If it hasn't happened to you, chances are it will.
At some point, just about every driver runs over a nail and gets a flat tire.
But lately, tire stores in and around downtown West Palm Beach report a steady increase in business and they give the credit to nails. And drivers are blaming the nails on construction sites that have become the norm in West Palm's ever-growing downtown.
"We get a lot of nails," said Donald Murray, a manager at The Tire Choice on Dixie Highway. "We get a lot of objects such as metals from trucks, machinery."
He showed us one tire they replaced for a customer.
"You have the shard that broke off there and we took the tire off and we noticed it's a worker's file," said Murray, pointing to a large and sharp metal file -- about 4 inches long -- protruding from the inside of the tire.
Another tire shop in the area showed us a pile of twisted nail debris removed from tires recently.
Downtown resident Cheryl Dunne is convinced construction sites are to blame.
"Our beautiful West Palm Beach is fabulous, however, we're growing so fast that we have a lot of construction. That's something I didn't prepare for when I bought my car."
Since December she said she's replaced three tires after running over nails.
"At $200 a tire, it's about $600 that I didn't expect to pay," she said.
She posted her dilemma to a local social media page for West Palm Beach community members and quickly found out she wasn't alone. Several people reported running over nails in downtown. One woman said she was one of five people in her building that had to replace tires. Another woman said she ran over nails and had to fix her tires two times in a row.

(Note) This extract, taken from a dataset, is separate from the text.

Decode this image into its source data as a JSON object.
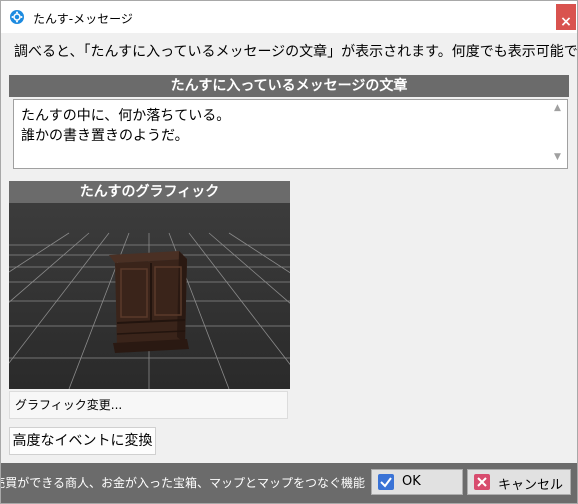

"We got a lot of construction going on downtown. A lot of truck workers, drivers come by, nails fall off," he said, adding that many of their flat tire customers were driving on the right side of the road and too close to the curb, where debris potentially builds up on the curb.
Murray advises if your tire loses pressure, pull over immediately. That's the first mistake drivers usually make.
"If you're able to change it, put a spare in. If not, call AAA or some type of service to tow your vehicle to a shop," he said.
Murray said driving even two blocks with a flat can mean more money down the drain.
"Once the tire is deflated, they're very soft. It can't hold much weight. So the weight of the car is going to go on the outer part of the tire and just destroy it," he said.
While it's unknown if construction is the culprit, Dunne hopes the city can do more to clean up the streets.
"How can you prevent it? How do you clean it up? And whose gonna clean it up?" she said. "Do something to clean it up, that's all. And I know the city will do it because the city is great."
We spoke to a worker at one of the construction sites, who said they have crews set aside to clean up debris.They also have barricades to keep stray objects away from the streets.
We also called West Palm Beach Public Works, which said they have two sweepers that operate during the day and two that operate at night. With the current schedule, street sweepers clean the downtown area about once a week.